Another East Hampton Mosquito Positive for West Nile

A second mosquito collected in East Hampton has tested positive for West Nile virus, county health officials announced Friday. It was one of 19 collected across the county between July 31 and Aug. 6 to test positive for the virus, bringing the total number of confirmed samples with the virus to 63 so far this summer.

This comes two weeks after 22 mosquitoes collected in Suffolk County, including one in East Hampton, were found to carry the virus. Six birds have also tested positive for West Nile virus this year. No humans or horses have tested positive.

Along with the mosquito collected from East Hampton, the others among the positive samples were collected in Southold, Greenlawn, Dix Hills, Huntington, Rocky Point, Port Jefferson Station, Nesconset, West Babylon, North Babylon, Lindenhurst, and Copiague.

This marks the fourth time a mosquito collected in East Hampton has tested positive for West Nile. The first was collected in August 2010, the second in August 2014, and the third last month.

West Nile virus, first detected in birds and mosquito samples in Suffolk County in 1999 and again each year thereafter, is transmitted to humans by the bite of an infected mosquito.

In a statement issued on Friday, James Tomarken, the county's health commissioner, said that while there is no cause for alarm, residents have been advised to cooperate with county officials in their efforts to reduce the exposure to the virus, which can be debilitating.

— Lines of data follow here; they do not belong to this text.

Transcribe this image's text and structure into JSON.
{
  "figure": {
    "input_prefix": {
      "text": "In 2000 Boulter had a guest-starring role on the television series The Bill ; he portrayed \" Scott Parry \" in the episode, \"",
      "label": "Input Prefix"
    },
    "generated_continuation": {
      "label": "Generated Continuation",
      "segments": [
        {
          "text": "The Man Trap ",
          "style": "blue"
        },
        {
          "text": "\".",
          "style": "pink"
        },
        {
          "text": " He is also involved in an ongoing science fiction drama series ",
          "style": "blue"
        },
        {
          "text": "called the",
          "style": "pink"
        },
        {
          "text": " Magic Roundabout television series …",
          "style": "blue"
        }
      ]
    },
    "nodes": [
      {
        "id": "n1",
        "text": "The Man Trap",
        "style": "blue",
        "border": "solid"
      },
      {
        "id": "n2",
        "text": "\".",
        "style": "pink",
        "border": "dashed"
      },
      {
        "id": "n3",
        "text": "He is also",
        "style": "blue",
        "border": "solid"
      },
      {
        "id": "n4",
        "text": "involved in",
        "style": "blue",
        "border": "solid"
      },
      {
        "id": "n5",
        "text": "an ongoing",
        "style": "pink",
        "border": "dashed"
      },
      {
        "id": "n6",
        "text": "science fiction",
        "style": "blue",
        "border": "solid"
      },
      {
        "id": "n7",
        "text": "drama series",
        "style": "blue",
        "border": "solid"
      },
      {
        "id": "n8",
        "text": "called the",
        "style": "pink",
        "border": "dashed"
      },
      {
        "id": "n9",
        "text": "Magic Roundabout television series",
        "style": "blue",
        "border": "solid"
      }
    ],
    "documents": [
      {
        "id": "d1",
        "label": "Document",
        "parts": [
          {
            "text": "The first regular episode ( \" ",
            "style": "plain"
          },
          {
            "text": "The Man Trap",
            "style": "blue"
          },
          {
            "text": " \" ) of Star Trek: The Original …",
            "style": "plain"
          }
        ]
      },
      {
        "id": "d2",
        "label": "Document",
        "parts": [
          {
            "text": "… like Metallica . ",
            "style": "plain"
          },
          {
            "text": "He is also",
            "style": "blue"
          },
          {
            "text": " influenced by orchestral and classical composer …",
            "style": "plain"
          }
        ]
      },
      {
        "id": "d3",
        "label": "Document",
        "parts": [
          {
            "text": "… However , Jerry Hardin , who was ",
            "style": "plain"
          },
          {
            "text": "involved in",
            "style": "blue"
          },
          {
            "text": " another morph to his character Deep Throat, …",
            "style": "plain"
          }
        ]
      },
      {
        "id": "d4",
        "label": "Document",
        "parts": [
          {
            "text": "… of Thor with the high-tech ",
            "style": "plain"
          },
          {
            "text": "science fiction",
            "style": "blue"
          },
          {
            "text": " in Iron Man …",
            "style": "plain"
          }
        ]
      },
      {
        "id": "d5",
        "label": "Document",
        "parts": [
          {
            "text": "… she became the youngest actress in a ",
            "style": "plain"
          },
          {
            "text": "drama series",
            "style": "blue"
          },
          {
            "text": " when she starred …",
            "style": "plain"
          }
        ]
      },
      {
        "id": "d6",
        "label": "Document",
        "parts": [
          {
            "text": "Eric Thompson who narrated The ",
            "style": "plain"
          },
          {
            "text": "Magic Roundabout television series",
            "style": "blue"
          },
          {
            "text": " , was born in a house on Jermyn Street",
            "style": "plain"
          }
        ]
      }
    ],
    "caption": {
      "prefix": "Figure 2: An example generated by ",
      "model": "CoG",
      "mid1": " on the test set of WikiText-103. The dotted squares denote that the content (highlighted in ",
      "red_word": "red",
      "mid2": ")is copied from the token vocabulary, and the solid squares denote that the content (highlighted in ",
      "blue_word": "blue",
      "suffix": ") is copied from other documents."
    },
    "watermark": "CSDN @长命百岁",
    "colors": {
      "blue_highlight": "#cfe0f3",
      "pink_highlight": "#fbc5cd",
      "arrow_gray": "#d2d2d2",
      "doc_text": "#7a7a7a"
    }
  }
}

Most people infected with West Nile virus will experience mild or no symptoms, but some can develop severe symptoms including high fever, headache, neck stiffness, stupor, disorientation, coma, tremors, convulsions, muscle weakness, vision loss, numbness, and paralysis. The symptoms may last several weeks, and neurological effects may be permanent. Individuals, especially those 50 years of age or older, or those with compromised immune systems, who are most at risk, are urged to take precautions to avoid being bitten by mosquitoes.

Precautions can include minimizing outdoor activities between dusk and dawn, wearing shoes and socks and long pants and long-sleeved shirts, using mosquito repellent, and making sure that all windows and doors have screens that are in good repair.

Once a week, containers that hold water, such as vases, pet water bowls, flowerpot saucers, discarded tires, buckets, pool covers, birdbaths, trash cans, and rain barrels should be emptied and scrubbed, turned over, covered, or thrown away.

The county's informational brochure, "Get the Buzz on Mosquito Protection," is available in English and Spanish and can be downloaded at

Dead birds may indicate the presence of West Nile virus in the area. The public has been asked to report dead birds by calling the county's public health information line at 631-787-2200, Monday through Friday from 9 a.m. to 4:30 p.m. Residents have been encouraged to take a photograph of any bird in question.

Those wishing to report mosquito problems or stagnant pools of water have been asked to call the Department of Public Works' Vector Control division at 631-852-4270.